Domain Name: HE.NET
Registry Domain ID: 486609_DOMAIN_NET-VRSN
Registrar WHOIS Server: whois.networksolutions.com
Registrar URL: http://networksolutions.com
Updated Date: 2024-07-04T15:06:46Z
Creation Date: 1995-07-31T04:00:00Z
Registry Expiry Date: 2033-07-30T04:00:00Z
Registrar: Network Solutions, LLC
Registrar IANA ID: 2
Registrar Abuse Contact Email: domain.operations at web.com
Registrar Abuse Contact Phone: +1.8777228662
Domain Status: clientHold https://icann.org/epp#clientHold
Domain Status: clientTransferProhibited https://icann.org/epp#clientTransferProhibited

I highlighted the important line in red: The domain is marked as “clientHold”. According to ICANN, this means:

This status code tells your domain’s registry to not activate your domain in the DNS and as a consequence, it will not resolve. It is an uncommon status that is usually enacted during legal disputes, non-payment, or when your domain is subject to deletion. 

Often, this status indicates an issue with your domain that needs resolution. If so, you should contact your registrar to resolve the issue. If your domain does not have any issues, but you need it to resolve, you must first contact your registrar and request that they remove this status code.

According to Hurricane Electric, someone maliciously or accidentally reported a page at he.net for phishing. Network Solutions, in return, set the “client hold” status, which effectively removed he.net from DNS. The issue was amplified by Network Solution not offering a simple customer support channel to resolve the issue. It took several hours to resolve, leading to routing issues for he.net customers.

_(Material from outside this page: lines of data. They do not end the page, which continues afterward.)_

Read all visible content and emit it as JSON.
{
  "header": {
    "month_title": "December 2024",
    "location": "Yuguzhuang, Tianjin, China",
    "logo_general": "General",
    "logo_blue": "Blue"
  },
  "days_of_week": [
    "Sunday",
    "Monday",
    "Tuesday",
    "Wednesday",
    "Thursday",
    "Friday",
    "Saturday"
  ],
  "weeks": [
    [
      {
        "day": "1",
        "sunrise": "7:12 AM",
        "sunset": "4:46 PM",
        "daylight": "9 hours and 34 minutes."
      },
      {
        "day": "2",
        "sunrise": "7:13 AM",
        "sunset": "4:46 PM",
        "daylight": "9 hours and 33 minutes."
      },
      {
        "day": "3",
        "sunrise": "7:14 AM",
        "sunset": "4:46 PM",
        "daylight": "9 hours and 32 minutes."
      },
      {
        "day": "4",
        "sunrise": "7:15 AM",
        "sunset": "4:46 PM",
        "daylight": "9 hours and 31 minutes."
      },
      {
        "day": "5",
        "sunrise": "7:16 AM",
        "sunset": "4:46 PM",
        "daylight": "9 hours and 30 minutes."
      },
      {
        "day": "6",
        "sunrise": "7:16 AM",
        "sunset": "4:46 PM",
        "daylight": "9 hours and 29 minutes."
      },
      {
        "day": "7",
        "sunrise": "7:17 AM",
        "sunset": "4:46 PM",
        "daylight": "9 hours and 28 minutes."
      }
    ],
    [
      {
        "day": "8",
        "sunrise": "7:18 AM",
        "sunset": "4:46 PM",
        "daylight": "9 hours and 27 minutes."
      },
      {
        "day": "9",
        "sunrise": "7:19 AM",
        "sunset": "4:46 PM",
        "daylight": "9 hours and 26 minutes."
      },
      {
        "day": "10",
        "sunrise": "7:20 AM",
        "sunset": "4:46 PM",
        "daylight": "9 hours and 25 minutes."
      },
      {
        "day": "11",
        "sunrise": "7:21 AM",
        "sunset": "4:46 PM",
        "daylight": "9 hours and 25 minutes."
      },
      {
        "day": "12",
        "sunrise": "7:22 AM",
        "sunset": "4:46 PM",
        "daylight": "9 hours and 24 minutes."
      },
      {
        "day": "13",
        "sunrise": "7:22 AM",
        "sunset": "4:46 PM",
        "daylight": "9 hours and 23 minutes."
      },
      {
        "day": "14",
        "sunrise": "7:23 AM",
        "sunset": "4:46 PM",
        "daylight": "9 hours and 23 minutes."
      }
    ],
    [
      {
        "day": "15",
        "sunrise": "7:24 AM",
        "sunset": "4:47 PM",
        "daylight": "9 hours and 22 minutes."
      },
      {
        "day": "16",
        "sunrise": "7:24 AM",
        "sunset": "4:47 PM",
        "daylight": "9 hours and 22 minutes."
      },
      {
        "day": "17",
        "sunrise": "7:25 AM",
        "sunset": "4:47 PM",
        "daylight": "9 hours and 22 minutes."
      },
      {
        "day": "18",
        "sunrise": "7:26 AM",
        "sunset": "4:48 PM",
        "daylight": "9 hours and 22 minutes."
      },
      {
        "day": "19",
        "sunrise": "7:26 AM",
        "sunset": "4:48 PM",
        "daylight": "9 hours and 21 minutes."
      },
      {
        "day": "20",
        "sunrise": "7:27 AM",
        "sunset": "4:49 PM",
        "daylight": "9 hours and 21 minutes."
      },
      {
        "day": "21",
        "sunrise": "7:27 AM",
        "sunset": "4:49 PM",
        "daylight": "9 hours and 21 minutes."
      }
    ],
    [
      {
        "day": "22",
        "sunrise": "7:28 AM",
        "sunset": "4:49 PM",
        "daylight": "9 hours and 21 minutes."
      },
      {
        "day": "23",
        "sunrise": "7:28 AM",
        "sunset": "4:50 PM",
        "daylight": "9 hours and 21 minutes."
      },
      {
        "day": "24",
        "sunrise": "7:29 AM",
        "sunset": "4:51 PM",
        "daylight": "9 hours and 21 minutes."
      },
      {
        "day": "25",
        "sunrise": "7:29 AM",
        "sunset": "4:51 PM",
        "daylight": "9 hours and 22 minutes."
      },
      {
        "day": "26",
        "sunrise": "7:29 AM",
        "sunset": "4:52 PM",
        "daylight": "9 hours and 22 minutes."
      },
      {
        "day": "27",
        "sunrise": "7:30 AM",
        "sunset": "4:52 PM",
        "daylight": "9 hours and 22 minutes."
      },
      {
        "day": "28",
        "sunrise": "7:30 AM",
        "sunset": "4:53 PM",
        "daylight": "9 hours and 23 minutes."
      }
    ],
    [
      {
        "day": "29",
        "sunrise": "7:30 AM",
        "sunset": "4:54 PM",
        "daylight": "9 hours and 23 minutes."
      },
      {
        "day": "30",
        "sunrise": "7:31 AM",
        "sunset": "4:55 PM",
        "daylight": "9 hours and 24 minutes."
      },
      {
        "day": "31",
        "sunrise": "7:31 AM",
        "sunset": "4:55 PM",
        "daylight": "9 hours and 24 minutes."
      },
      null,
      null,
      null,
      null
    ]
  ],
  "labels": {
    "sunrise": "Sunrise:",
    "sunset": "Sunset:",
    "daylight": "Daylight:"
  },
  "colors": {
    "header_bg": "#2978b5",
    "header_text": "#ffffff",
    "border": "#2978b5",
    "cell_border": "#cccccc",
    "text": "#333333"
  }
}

Sadly, I don’t think there is a “simple” solution for this issue. Of course, you should select a reliable registrar with reasonable customer support offerings. But I am not sure one exists. Network Solutions is offering competitive pricing but is not the cheapest domain registrar. For convenience, I do like to keep all my domains with one registrar. But this may backfire if you have a dispute with that one registrar.

Using different domains for different purposes can also help. This way, if one of your domains is having issues, you can still use the other domain to communicate.

And communication goes both ways. Just as you must be able to reach your registrar, your registrar must be able to reach you to resolve issues. It is unclear if Network Solutions attempted to reach out to Hurricane Electric after Network Solutions received the phishing complaint. It can also be counterproductive to use privacy features for business domains. Offering valid contact information in Whois may help someone report an issue to you directly versus going through a registrar first. Of course, this will not help if the report is meant to be malicious.

The Hurricane Electic incident is still very fresh, and we may not yet know all the details, but keep an eye out for any post mortems with more details from either Hurricane Electric or Network Solutions.

[1] https://x.com/henet/status/1808953880404787288
[2] https://puck.nether.net/pipermail/outages/2024-July/015214.html

Johannes B. Ullrich, Ph.D. , Dean of Research, SANS.edu

(c) SANS Internet Storm Center. https://isc.sans.edu Creative Commons Attribution-Noncommercial 3.0 United States License.